Input data:
-------------------------

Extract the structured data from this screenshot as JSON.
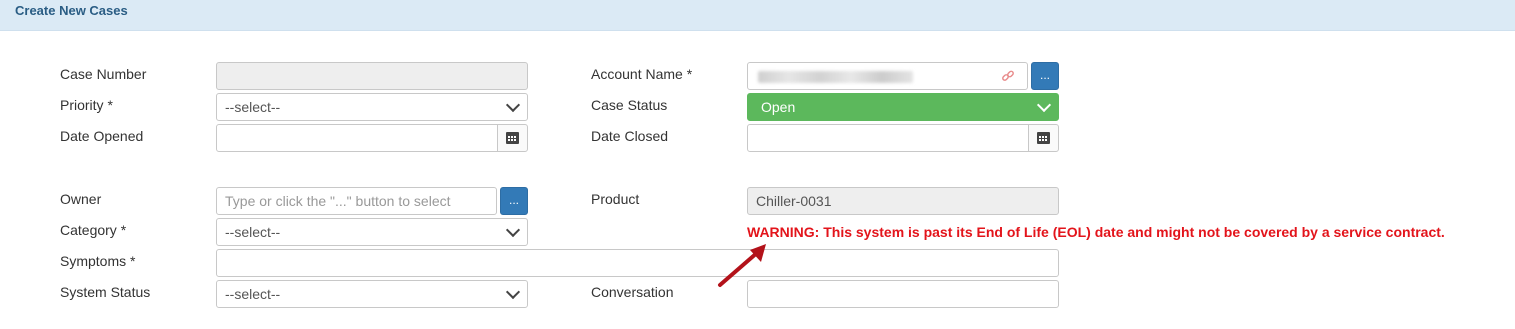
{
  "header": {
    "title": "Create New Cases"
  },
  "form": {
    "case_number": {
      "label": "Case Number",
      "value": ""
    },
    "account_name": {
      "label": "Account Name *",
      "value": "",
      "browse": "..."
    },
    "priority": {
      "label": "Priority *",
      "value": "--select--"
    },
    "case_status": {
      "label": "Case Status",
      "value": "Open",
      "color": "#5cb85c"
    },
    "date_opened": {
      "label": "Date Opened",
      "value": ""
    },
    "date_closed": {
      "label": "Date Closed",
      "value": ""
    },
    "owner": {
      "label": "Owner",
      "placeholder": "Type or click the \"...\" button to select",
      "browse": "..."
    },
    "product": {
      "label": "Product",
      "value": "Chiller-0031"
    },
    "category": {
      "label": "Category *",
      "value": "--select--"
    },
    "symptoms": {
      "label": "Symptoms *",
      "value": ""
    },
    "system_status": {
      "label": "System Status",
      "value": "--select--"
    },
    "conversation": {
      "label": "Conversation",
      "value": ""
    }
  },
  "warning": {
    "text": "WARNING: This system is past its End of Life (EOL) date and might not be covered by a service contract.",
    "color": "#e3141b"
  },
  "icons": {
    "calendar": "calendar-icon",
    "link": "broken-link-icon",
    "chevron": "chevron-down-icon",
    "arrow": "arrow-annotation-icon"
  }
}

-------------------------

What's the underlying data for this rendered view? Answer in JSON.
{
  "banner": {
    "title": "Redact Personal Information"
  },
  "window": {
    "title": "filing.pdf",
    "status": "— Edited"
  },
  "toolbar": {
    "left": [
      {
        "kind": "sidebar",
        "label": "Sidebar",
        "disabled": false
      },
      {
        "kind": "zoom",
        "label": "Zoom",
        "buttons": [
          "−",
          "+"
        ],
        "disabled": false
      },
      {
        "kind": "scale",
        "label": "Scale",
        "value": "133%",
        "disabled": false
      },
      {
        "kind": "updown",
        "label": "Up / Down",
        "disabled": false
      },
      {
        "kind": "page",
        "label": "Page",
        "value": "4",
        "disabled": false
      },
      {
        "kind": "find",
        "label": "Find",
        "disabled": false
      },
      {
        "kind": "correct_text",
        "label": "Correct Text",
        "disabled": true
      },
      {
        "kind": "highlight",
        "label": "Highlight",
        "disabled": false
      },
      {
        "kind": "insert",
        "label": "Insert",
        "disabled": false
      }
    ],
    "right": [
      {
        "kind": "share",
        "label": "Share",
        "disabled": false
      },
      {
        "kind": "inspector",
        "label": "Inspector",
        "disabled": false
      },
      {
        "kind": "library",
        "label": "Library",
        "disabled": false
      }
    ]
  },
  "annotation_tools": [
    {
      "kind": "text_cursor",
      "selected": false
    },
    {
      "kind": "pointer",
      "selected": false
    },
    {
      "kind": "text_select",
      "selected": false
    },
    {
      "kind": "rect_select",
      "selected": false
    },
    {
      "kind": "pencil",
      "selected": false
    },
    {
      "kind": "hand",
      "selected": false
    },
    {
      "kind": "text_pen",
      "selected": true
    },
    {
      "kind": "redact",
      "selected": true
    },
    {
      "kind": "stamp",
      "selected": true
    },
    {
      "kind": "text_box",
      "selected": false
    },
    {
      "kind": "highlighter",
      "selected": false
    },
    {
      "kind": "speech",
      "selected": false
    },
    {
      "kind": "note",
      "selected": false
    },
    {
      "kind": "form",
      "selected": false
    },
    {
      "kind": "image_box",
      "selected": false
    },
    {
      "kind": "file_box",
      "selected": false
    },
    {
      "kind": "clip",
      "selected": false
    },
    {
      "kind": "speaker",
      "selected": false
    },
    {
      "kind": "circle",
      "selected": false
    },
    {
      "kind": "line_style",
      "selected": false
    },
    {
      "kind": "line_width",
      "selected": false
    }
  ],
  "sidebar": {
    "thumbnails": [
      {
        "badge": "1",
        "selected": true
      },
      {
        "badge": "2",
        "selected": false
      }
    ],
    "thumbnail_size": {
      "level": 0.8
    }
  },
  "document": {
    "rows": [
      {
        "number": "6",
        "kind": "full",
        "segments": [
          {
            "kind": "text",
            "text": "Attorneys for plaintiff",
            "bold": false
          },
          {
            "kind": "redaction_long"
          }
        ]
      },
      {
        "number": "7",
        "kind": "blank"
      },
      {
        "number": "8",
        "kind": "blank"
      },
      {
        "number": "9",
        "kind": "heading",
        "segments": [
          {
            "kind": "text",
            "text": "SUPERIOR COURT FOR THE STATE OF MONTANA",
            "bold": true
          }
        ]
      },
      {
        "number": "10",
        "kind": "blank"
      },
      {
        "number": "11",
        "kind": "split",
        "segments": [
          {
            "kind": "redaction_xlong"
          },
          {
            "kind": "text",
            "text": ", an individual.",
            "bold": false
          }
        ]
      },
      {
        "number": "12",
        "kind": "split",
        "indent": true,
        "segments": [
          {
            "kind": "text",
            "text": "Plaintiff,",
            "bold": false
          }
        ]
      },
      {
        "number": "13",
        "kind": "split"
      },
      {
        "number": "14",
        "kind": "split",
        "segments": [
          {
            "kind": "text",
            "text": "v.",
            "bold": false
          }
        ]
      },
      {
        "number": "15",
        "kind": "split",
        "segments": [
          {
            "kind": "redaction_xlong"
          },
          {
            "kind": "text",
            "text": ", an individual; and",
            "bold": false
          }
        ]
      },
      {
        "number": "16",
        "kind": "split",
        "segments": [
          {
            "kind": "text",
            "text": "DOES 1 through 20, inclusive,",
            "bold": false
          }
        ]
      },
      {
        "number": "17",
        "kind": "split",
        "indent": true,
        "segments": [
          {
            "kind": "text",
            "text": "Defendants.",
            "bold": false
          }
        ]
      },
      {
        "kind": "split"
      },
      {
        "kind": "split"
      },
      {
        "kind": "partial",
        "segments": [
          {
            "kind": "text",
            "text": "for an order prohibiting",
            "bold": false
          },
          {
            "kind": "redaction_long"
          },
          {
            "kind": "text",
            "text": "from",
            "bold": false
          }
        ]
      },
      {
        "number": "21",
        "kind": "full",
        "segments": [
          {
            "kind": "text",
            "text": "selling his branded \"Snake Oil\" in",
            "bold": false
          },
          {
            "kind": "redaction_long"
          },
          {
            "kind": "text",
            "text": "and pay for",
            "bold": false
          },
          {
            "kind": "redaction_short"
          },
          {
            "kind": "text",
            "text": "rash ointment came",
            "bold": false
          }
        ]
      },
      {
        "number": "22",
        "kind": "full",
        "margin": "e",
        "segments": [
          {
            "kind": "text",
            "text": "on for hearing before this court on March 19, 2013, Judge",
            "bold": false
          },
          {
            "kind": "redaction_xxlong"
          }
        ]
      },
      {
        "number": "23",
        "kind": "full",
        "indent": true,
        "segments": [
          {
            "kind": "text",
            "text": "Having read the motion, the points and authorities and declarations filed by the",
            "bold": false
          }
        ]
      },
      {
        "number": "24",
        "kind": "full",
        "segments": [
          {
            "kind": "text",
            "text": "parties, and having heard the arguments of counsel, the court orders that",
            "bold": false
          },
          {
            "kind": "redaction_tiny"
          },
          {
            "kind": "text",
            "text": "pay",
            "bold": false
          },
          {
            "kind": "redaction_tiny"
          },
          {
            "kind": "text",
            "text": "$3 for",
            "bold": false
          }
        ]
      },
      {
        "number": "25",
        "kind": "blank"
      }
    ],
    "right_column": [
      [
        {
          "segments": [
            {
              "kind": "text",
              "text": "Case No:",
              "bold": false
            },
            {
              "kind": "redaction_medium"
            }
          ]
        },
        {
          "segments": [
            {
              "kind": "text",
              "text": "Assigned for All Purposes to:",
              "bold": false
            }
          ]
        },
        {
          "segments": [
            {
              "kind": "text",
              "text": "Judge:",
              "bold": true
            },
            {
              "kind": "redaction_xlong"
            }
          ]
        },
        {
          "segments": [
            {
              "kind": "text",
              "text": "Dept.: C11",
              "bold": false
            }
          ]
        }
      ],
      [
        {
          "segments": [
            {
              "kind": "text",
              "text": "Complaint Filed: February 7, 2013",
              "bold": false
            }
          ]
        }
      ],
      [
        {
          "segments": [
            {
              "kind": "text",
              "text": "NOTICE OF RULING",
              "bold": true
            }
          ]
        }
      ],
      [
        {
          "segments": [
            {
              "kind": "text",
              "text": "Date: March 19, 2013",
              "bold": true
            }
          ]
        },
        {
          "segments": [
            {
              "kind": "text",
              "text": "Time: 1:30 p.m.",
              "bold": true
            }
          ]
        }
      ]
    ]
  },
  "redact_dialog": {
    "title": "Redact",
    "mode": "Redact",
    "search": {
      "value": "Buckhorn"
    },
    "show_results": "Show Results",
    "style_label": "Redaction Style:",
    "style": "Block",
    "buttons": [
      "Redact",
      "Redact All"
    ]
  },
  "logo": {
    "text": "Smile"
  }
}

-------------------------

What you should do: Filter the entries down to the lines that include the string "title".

Exercise result:
    "title": "Create New Cases"
    "title": "Redact Personal Information"
    "title": "filing.pdf",
    "title": "Redact",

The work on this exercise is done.